People usually treat public PCs quite recklessly. Apart from use them for exchanging emails, transferring files, browsing websites, ogling at their social media profiles and streaming YouTube content, many also carelessly install crapware over them and mess up many settings. This not only leaves various traces of their activities and unknown software on the that PC that eventually bogs down its performance, but can also cause issues for other users of the machines. Since the usage of computers placed at public locations is high, it can be quite tedious to maintain them on regular basis. When it comes to such situations, Reboot Restore Rx can be a terrific solution. What this application does is automatically restoring the computer to a custom predefined baseline so that whenever a PC is rebooted, it reverts any changes made to the system during the previous session. This gives users complete control over PCs located at schools, internet cafes, hotels, kiosks etc., while making the task of maintaining them much easier for their administrators.
Used in this way, the shared PC becomes much more easier to manage. The usage of Reboot Restore RX is quite straightforward. During its installation wizard, it asks you to mark the drives that you want to restore on system boot. This means even if some of those drives are wiped, things will get back to the way they were upon system reboot, though there are bound to be limitations here, as the areas where the tool is installed and where it is saving its data have to remain intact in order for it to restore anything, of course.

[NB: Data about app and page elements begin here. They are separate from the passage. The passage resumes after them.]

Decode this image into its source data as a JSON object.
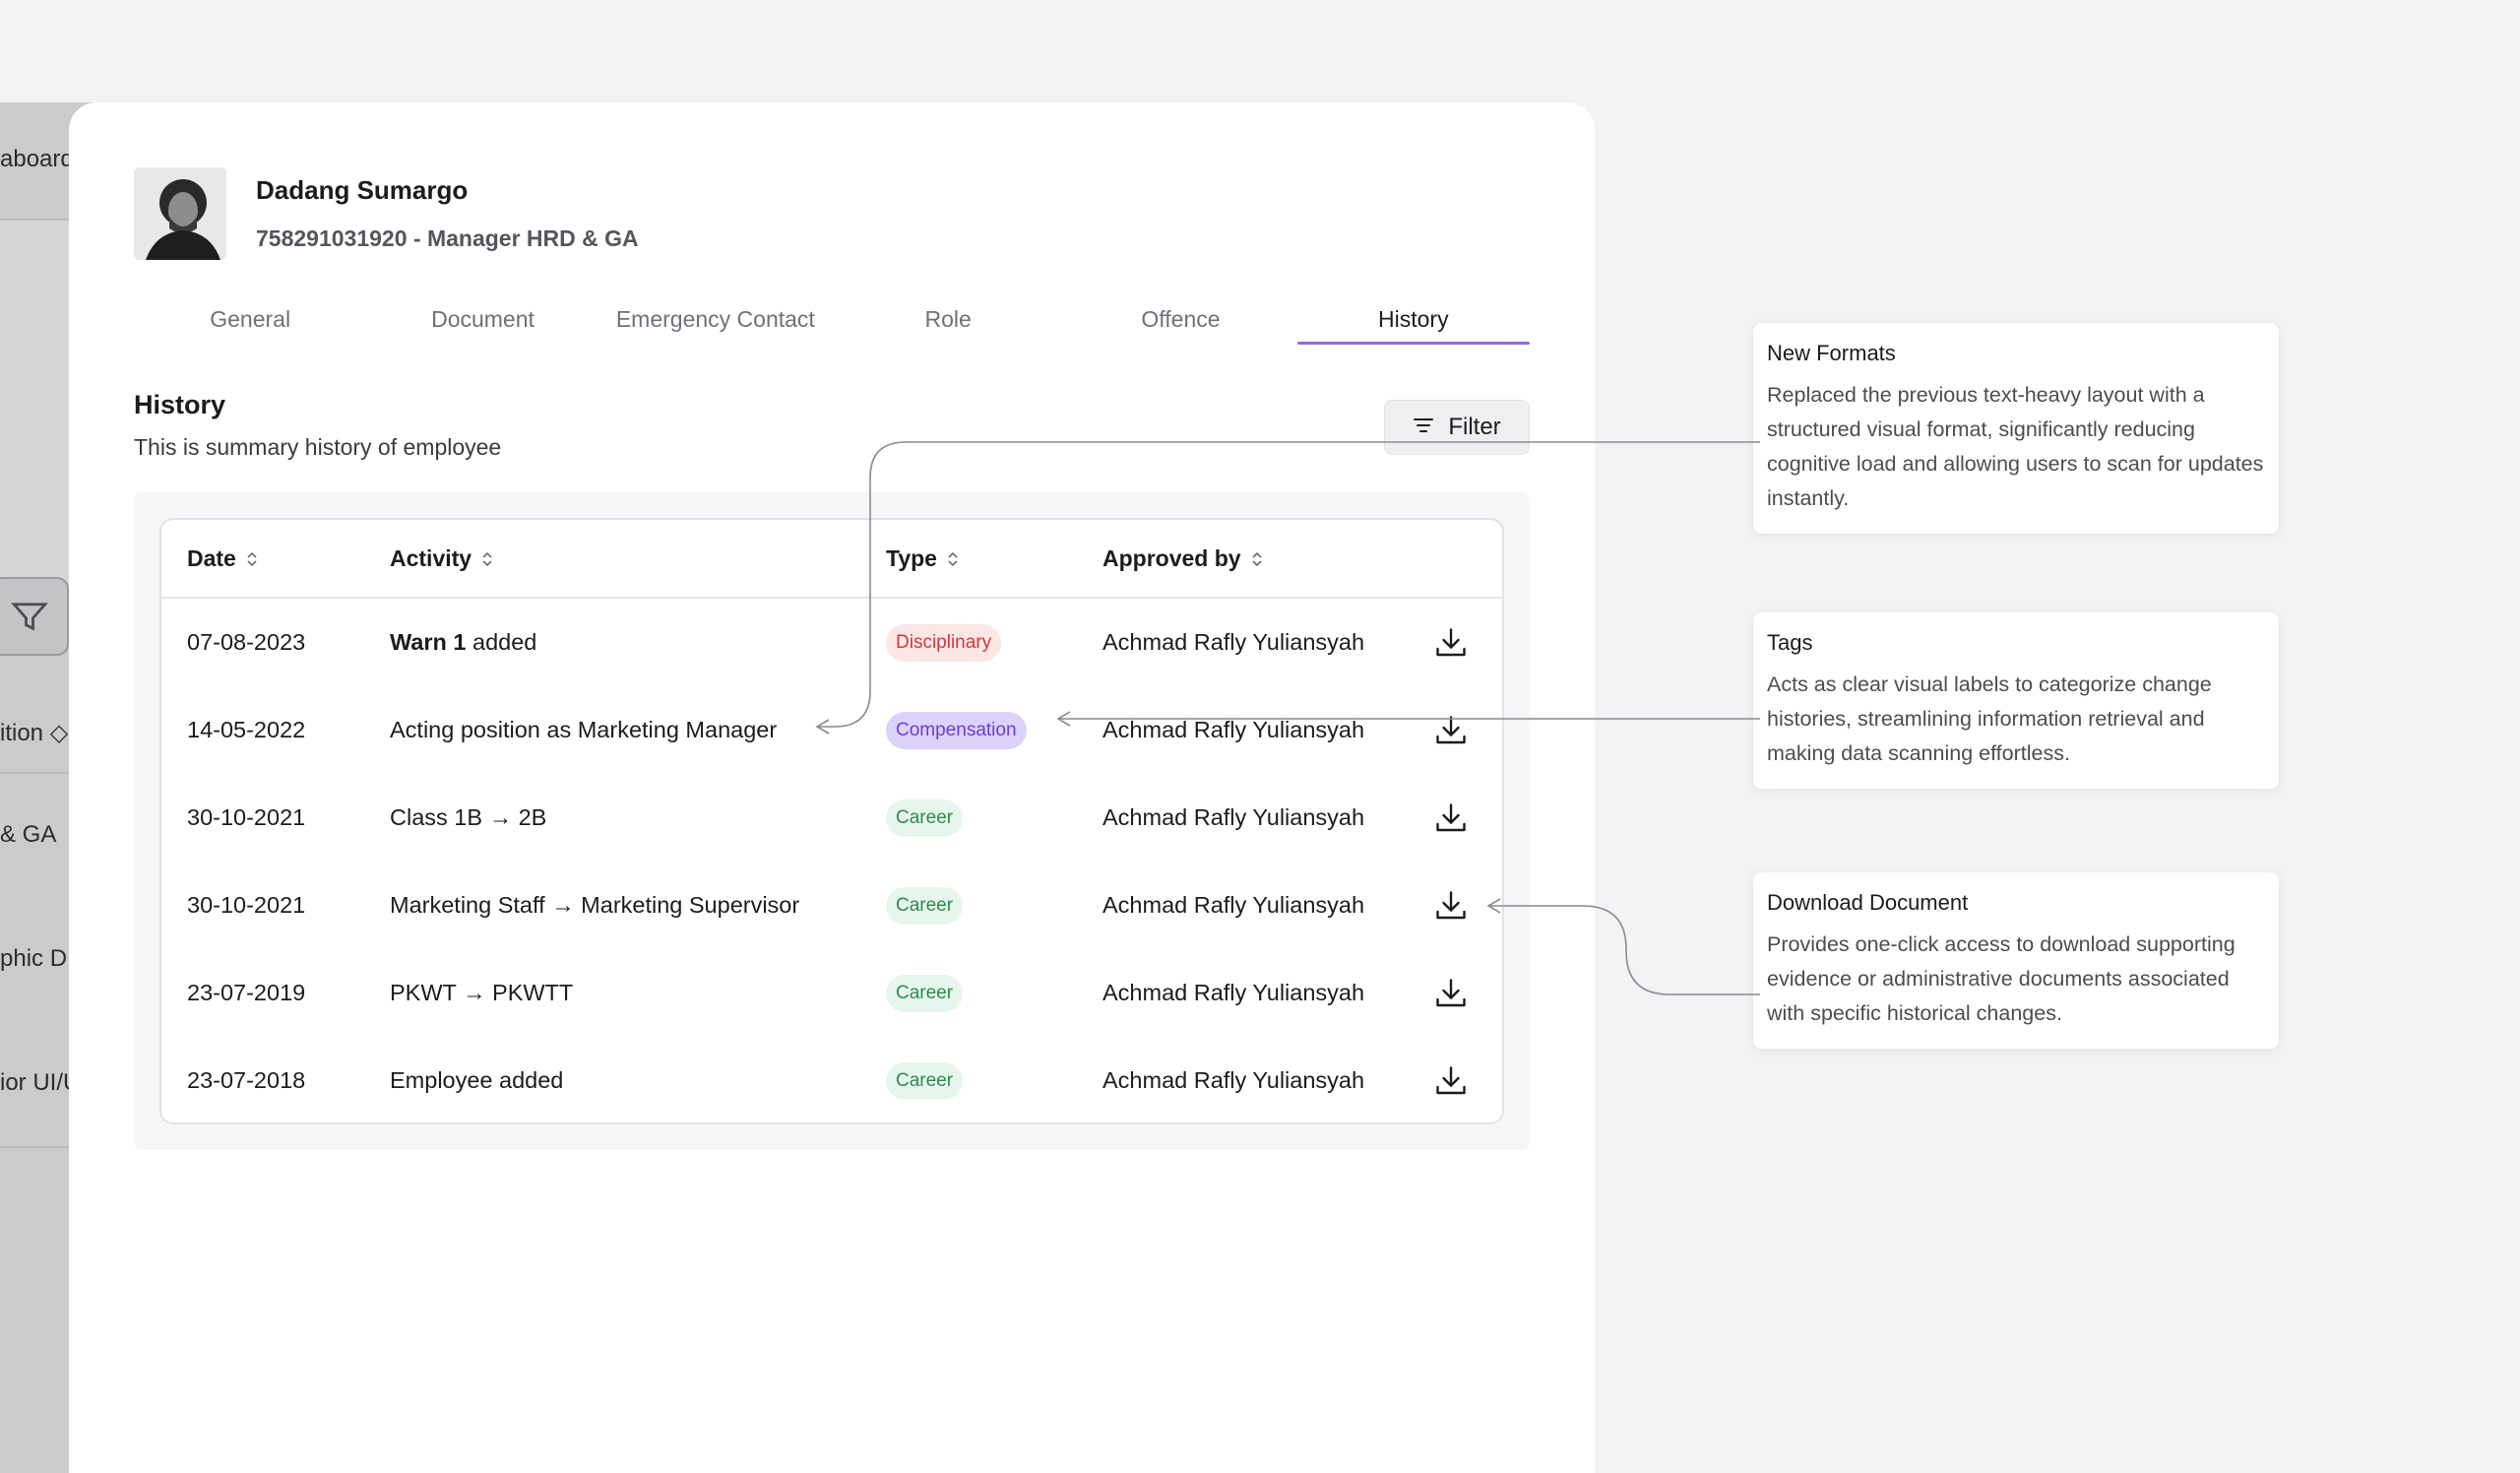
{
  "sidebar_bg": {
    "items": [
      "aboard",
      "ition",
      "& GA",
      "phic D",
      "ior UI/U"
    ]
  },
  "profile": {
    "name": "Dadang Sumargo",
    "subtitle": "758291031920 - Manager HRD & GA"
  },
  "tabs": [
    {
      "label": "General"
    },
    {
      "label": "Document"
    },
    {
      "label": "Emergency Contact"
    },
    {
      "label": "Role"
    },
    {
      "label": "Offence"
    },
    {
      "label": "History",
      "active": true
    }
  ],
  "section": {
    "title": "History",
    "subtitle": "This is summary history of employee",
    "filter_label": "Filter"
  },
  "table": {
    "headers": [
      "Date",
      "Activity",
      "Type",
      "Approved by"
    ],
    "rows": [
      {
        "date": "07-08-2023",
        "activity_bold": "Warn 1",
        "activity": " added",
        "type": "Disciplinary",
        "approved_by": "Achmad Rafly Yuliansyah"
      },
      {
        "date": "14-05-2022",
        "activity_bold": "",
        "activity": "Acting position as Marketing Manager",
        "type": "Compensation",
        "approved_by": "Achmad Rafly Yuliansyah"
      },
      {
        "date": "30-10-2021",
        "activity_bold": "",
        "activity": "Class 1B → 2B",
        "type": "Career",
        "approved_by": "Achmad Rafly Yuliansyah"
      },
      {
        "date": "30-10-2021",
        "activity_bold": "",
        "activity": "Marketing Staff → Marketing Supervisor",
        "type": "Career",
        "approved_by": "Achmad Rafly Yuliansyah"
      },
      {
        "date": "23-07-2019",
        "activity_bold": "",
        "activity": "PKWT → PKWTT",
        "type": "Career",
        "approved_by": "Achmad Rafly Yuliansyah"
      },
      {
        "date": "23-07-2018",
        "activity_bold": "",
        "activity": "Employee added",
        "type": "Career",
        "approved_by": "Achmad Rafly Yuliansyah"
      }
    ]
  },
  "callouts": [
    {
      "title": "New Formats",
      "body": "Replaced the previous text-heavy layout with a structured visual format, significantly reducing cognitive load and allowing users to scan for updates instantly."
    },
    {
      "title": "Tags",
      "body": "Acts as clear visual labels to categorize change histories, streamlining information retrieval and making data scanning effortless."
    },
    {
      "title": "Download Document",
      "body": "Provides one-click access to download supporting evidence or administrative documents associated with specific historical changes."
    }
  ],
  "colors": {
    "accent": "#8b6cde",
    "disciplinary": "#cf3a3a",
    "compensation": "#6a3fd3",
    "career": "#2d8a4f"
  }
}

You can create restore points for multiple drives. However, the application doesn’t let you create a separate restore baseline for each. Therefore, whenever you create a restore baseline, you’re locked with only one system state. After marking the drive, you can click Next to finish the process, which requires a system reboot.
Reboot Restore RX then sits in the system tray area, and you can right-click its notification icon to disable its Restore on Reboot function from the context menu. I found the program to be quite limited in terms of features. For example it doesn’t allow you to create several restore baselines, nor does it let you lock the option of creating a restore baseline, making this option available to everyone.
When you click the Restore on Reboot option in the context menu, Reboot Restore RX simply displays a confirmation dialog that the current system settings are saved as baseline. Other than that, there isn’t much to tinker with.
While fairly limited in features, Reboot Restore RX can come handy if you want a zero maintenance PC that is shared among various users. The application works on Windows XP, Windows Vista, Windows 7 and Windows 8.